Component data from apps and pages:
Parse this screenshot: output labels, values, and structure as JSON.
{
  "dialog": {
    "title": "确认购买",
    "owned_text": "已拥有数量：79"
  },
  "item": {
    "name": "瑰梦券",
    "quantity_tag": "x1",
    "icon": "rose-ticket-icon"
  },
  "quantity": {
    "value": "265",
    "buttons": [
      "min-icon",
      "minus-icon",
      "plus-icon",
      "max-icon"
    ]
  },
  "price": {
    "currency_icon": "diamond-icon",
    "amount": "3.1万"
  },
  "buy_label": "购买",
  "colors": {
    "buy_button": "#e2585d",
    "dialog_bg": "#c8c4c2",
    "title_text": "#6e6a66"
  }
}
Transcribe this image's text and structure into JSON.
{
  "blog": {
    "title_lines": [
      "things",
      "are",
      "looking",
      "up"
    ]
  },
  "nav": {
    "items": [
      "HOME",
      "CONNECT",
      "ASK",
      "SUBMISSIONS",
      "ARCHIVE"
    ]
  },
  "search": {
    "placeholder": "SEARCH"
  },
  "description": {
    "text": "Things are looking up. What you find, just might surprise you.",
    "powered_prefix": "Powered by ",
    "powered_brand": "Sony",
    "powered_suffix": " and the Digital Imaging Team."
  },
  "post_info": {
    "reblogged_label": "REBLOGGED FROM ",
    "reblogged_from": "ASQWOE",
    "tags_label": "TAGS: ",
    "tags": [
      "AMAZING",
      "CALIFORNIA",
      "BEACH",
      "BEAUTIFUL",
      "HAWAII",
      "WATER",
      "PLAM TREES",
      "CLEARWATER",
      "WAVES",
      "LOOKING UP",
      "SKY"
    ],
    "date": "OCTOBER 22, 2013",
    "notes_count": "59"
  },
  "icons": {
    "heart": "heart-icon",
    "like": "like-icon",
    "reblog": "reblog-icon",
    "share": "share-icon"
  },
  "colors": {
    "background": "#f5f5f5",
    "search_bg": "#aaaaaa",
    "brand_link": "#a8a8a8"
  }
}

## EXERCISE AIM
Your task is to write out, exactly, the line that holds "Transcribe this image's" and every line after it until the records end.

## ANSWER SPACE
Transcribe this image's text and structure into JSON.
{
  "blog": {
    "title_lines": [
      "things",
      "are",
      "looking",
      "up"
    ]
  },
  "nav": {
    "items": [
      "HOME",
      "CONNECT",
      "ASK",
      "SUBMISSIONS",
      "ARCHIVE"
    ]
  },
  "search": {
    "placeholder": "SEARCH"
  },
  "description": {
    "text": "Things are looking up. What you find, just might surprise you.",
    "powered_prefix": "Powered by ",
    "powered_brand": "Sony",
    "powered_suffix": " and the Digital Imaging Team."
  },
  "post_info": {
    "reblogged_label": "REBLOGGED FROM ",
    "reblogged_from": "ASQWOE",
    "tags_label": "TAGS: ",
    "tags": [
      "AMAZING",
      "CALIFORNIA",
      "BEACH",
      "BEAUTIFUL",
      "HAWAII",
      "WATER",
      "PLAM TREES",
      "CLEARWATER",
      "WAVES",
      "LOOKING UP",
      "SKY"
    ],
    "date": "OCTOBER 22, 2013",
    "notes_count": "59"
  },
  "icons": {
    "heart": "heart-icon",
    "like": "like-icon",
    "reblog": "reblog-icon",
    "share": "share-icon"
  },
  "colors": {
    "background": "#f5f5f5",
    "search_bg": "#aaaaaa",
    "brand_link": "#a8a8a8"
  }
}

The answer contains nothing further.